Redundancies are also on the rise. After reaching a monthly low of just over 7,000 in December 2021, the rate had more than quintupled to 38,500 by November 2023.

The jobs downturn has been broad. The REC’s tracker of hiring shows employment growth in hospitality and retail has gone into reverse. However, even sectors that had been hiring rapidly as recently as a year ago are now shedding jobs.

The tech sector, which had been big winners from the working from home revolution, is also seeing falling demand for staff.

Construction businesses are also cutting back on hiring.

“Construction is always a bit of a bellwether,” says Carberry. “It is hugely exposed to interest rates, and was very weak through 2023.”

Interest rates are at the heart of why job openings are disappearing across the country – and why the downturn is only likely to continue.

The Bank of England has raised interest rates from 0.1pc in November 2021 to 5.25pc today, in a painful and prolonged bid to drag inflation back to its 2pc target.

Higher borrowing costs have made it more expensive for companies to expand. At the same time, rampant inflation has led employees to demand higher wages. Both factors have curtailed hiring.

After peaking at 11.1pc in October 2022, inflation is now tumbling rapidly. This has led to calls for rates to be cut to save the UK from recession.

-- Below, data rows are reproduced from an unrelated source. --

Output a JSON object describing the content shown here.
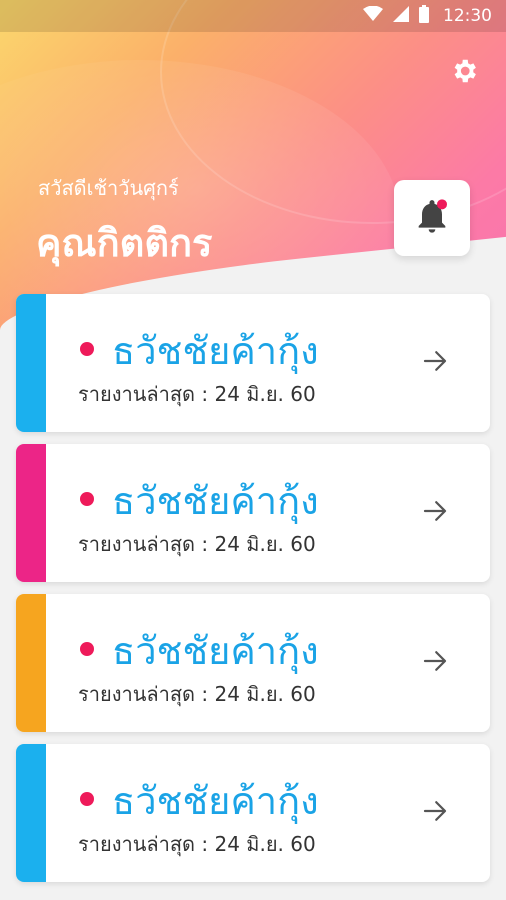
{
  "status": {
    "time": "12:30"
  },
  "header": {
    "greeting": "สวัสดีเช้าวันศุกร์",
    "user_name": "คุณกิตติกร"
  },
  "colors": {
    "title": "#1aa3e6",
    "dot": "#ee1a5a"
  },
  "cards": [
    {
      "title": "ธวัชชัยค้ากุ้ง",
      "subtitle": "รายงานล่าสุด : 24 มิ.ย. 60",
      "stripe_color": "#1bb0ee"
    },
    {
      "title": "ธวัชชัยค้ากุ้ง",
      "subtitle": "รายงานล่าสุด : 24 มิ.ย. 60",
      "stripe_color": "#ec2587"
    },
    {
      "title": "ธวัชชัยค้ากุ้ง",
      "subtitle": "รายงานล่าสุด : 24 มิ.ย. 60",
      "stripe_color": "#f6a51f"
    },
    {
      "title": "ธวัชชัยค้ากุ้ง",
      "subtitle": "รายงานล่าสุด : 24 มิ.ย. 60",
      "stripe_color": "#1bb0ee"
    }
  ]
}
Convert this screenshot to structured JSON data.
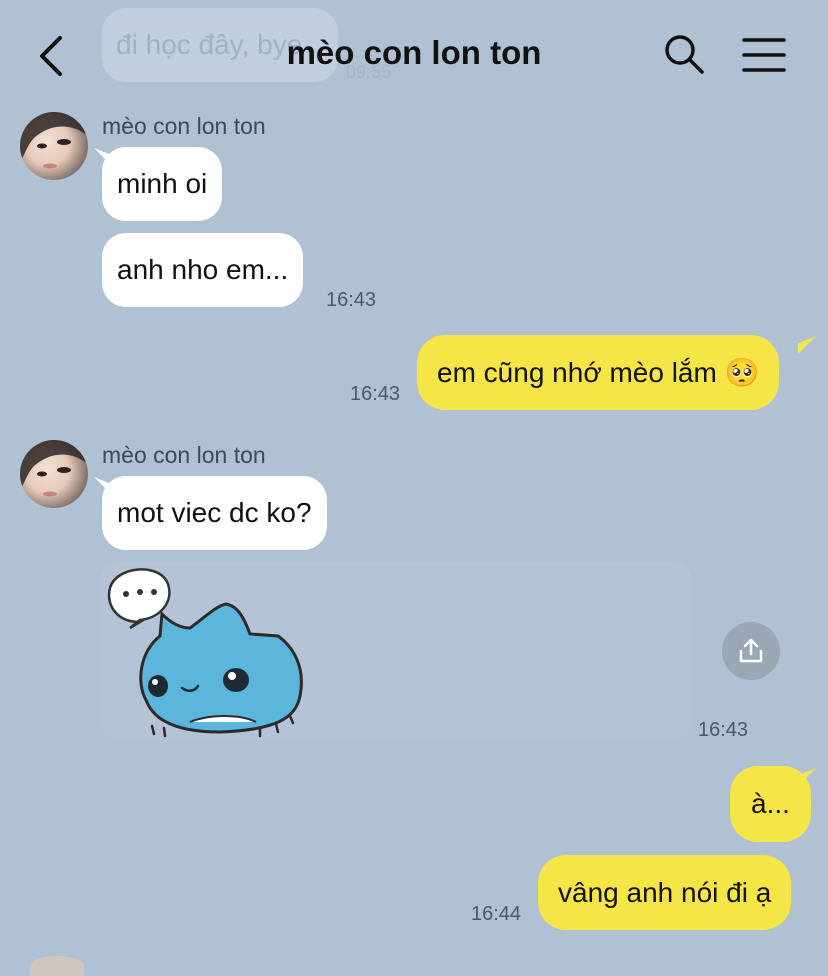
{
  "header": {
    "title": "mèo con lon ton",
    "back_icon": "chevron-left-icon",
    "search_icon": "search-icon",
    "menu_icon": "hamburger-menu-icon"
  },
  "ghost": {
    "text": "đi học đây, bye",
    "time": "09:55"
  },
  "messages": {
    "m1": {
      "sender": "mèo con lon ton",
      "text": "minh oi"
    },
    "m2": {
      "text": "anh nho em...",
      "time": "16:43"
    },
    "m3": {
      "text": "em cũng nhớ mèo lắm 🥺",
      "time": "16:43"
    },
    "m4": {
      "sender": "mèo con lon ton",
      "text": "mot viec dc ko?"
    },
    "m5": {
      "sticker": "blue-cat-thinking-sticker",
      "time": "16:43"
    },
    "m6": {
      "text": "à..."
    },
    "m7": {
      "text": "vâng anh nói đi ạ",
      "time": "16:44"
    }
  },
  "colors": {
    "background": "#b0c1d4",
    "incoming_bubble": "#ffffff",
    "outgoing_bubble": "#f6e547"
  }
}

However, officials at the Bank, led by Governor Andrew Bailey, have been cautious. They are concerned that remaining strong wage growth will keep fuelling inflation and could allow the headline rate to rise once again.

Policymakers have repeatedly argued that the jobs market will be a key deciding factor when it comes to the question of when to cut rates.

Slowing pay growth and weaker hiring will be critical evidence in making the case that inflation has been well and truly squeezed out. In a sense then, the downturn in the jobs market is not an aberration but precisely what the Bank wanted.

Tony Wilson, director of the Institute for Employment Studies, says: “The Bank of England appears to be getting what it has wanted through monetary policy: we are definitely getting a slowdown in the labour market.”

Headcount is still rising in some corners of the economy, including financial services and hospitality, but the dominant growth industry is the state: healthcare and social work expanded its headcount by more than any other industry last year.

Overall private sector employment has effectively ground to a halt, even as the public sector keeps growing. The state workforce is now back to the size it was in 2012, at 5.9m people, undoing just over half of all the cuts made under the Coalition and Conservative Governments since 2010.

It means the underlying strength of the jobs market is even weaker than the headline numbers suggest, propped up by Government hiring rather than more fundamental private sector growth.

Worse could be to come. As unemployment rises, it will have knock on effects for other businesses as people who have lost their jobs cut back on spending. This may force more staff cuts in turn, sparking a vicious spiral.

A growing number of businesses are already going under – as many as 2,500 are entering insolvency every month, a rate far above pre-Covid levels, according to official figures.

“Where we are resting our hopes in [is] our jobs outlook survey, which is actually quite positive for the middle of the year,” says Carberry. “But that will take a long time to pull through.”

Ultimately, it may be falling interest rates that decide when the jobs downturn eases. With the Bank holding firm for now, more pain in the short-term seems almost certain.